■ **Assignment**
Tally every line below where "legend" appears, then report the total alone.

■ **Records for processing**
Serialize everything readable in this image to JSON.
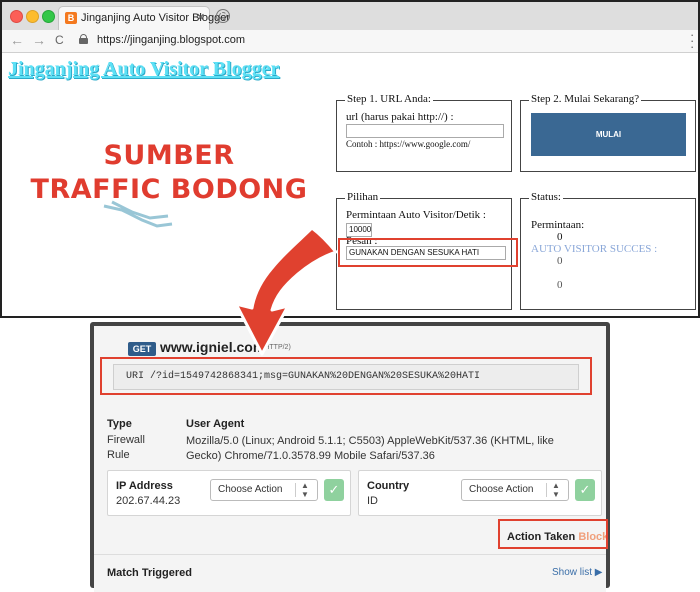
{
  "browser": {
    "tab_title": "Jinganjing Auto Visitor Blogger",
    "tab_close": "✕",
    "favicon_letter": "B",
    "url": "https://jinganjing.blogspot.com",
    "back": "←",
    "forward": "→",
    "reload": "C"
  },
  "blog": {
    "title": "Jinganjing Auto Visitor Blogger"
  },
  "promo": {
    "line1": "SUMBER",
    "line2": "TRAFFIC BODONG"
  },
  "step1": {
    "legend": "Step 1. URL Anda:",
    "label": "url (harus pakai http://) :",
    "url_value": "",
    "example": "Contoh : https://www.google.com/"
  },
  "step2": {
    "legend": "Step 2. Mulai Sekarang?",
    "button": "MULAI"
  },
  "pilihan": {
    "legend": "Pilihan",
    "label": "Permintaan Auto Visitor/Detik :",
    "rate_value": "10000",
    "pesan_label": "Pesan :",
    "pesan_value": "GUNAKAN DENGAN SESUKA HATI"
  },
  "status": {
    "legend": "Status:",
    "permintaan_label": "Permintaan:",
    "permintaan_value": "0",
    "success_label": "AUTO VISITOR SUCCES :",
    "success_value": "0",
    "third_value": "0"
  },
  "firewall": {
    "method": "GET",
    "host": "www.igniel.com",
    "protocol": "(HTTP/2)",
    "uri": "URI /?id=1549742868341;msg=GUNAKAN%20DENGAN%20SESUKA%20HATI",
    "type_label": "Type",
    "firewall_label": "Firewall",
    "rule_label": "Rule",
    "ua_header": "User Agent",
    "user_agent": "Mozilla/5.0 (Linux; Android 5.1.1; C5503) AppleWebKit/537.36 (KHTML, like Gecko) Chrome/71.0.3578.99 Mobile Safari/537.36",
    "ip_label": "IP Address",
    "ip_value": "202.67.44.23",
    "country_label": "Country",
    "country_value": "ID",
    "choose_action": "Choose Action",
    "check": "✓",
    "action_taken_label": "Action Taken",
    "action_taken_value": "Block",
    "match_triggered": "Match Triggered",
    "show_list": "Show list ▶"
  },
  "colors": {
    "accent_red": "#e0412f",
    "blog_title": "#5ce0f5",
    "button_blue": "#3a6893",
    "block_orange": "#f0a07c"
  }
}
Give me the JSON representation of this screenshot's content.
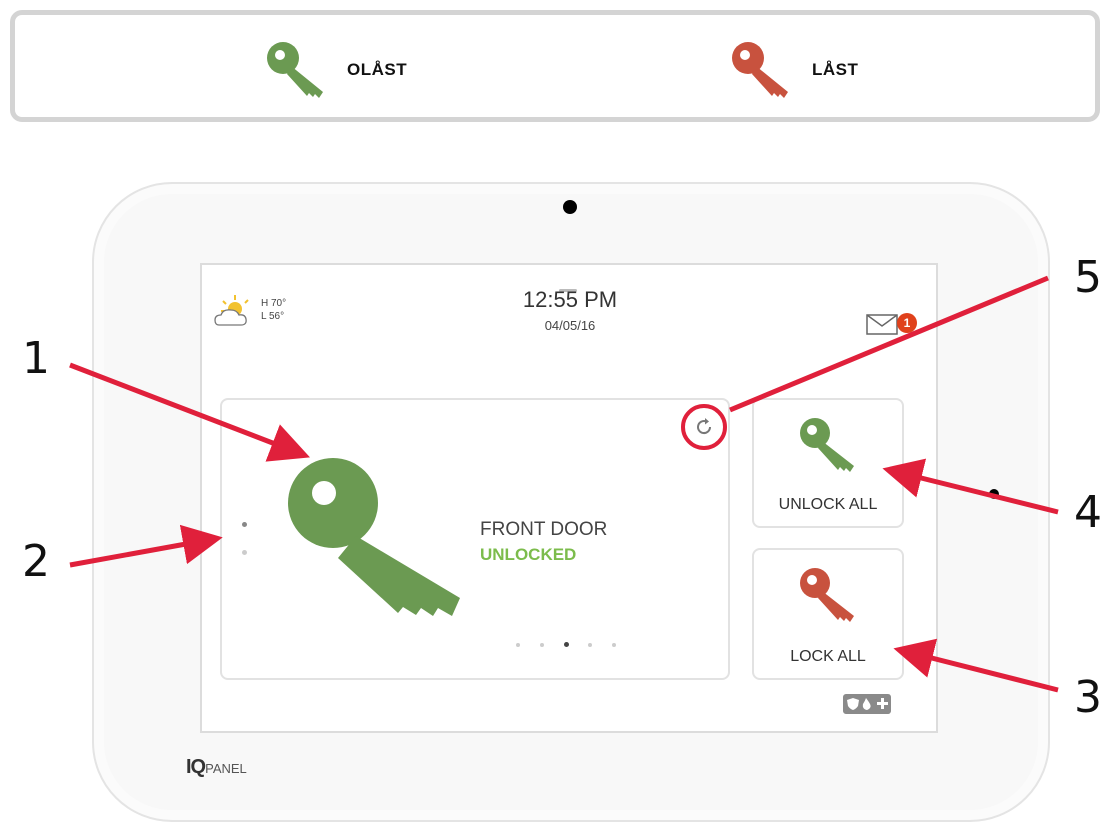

■ **Answer area**
4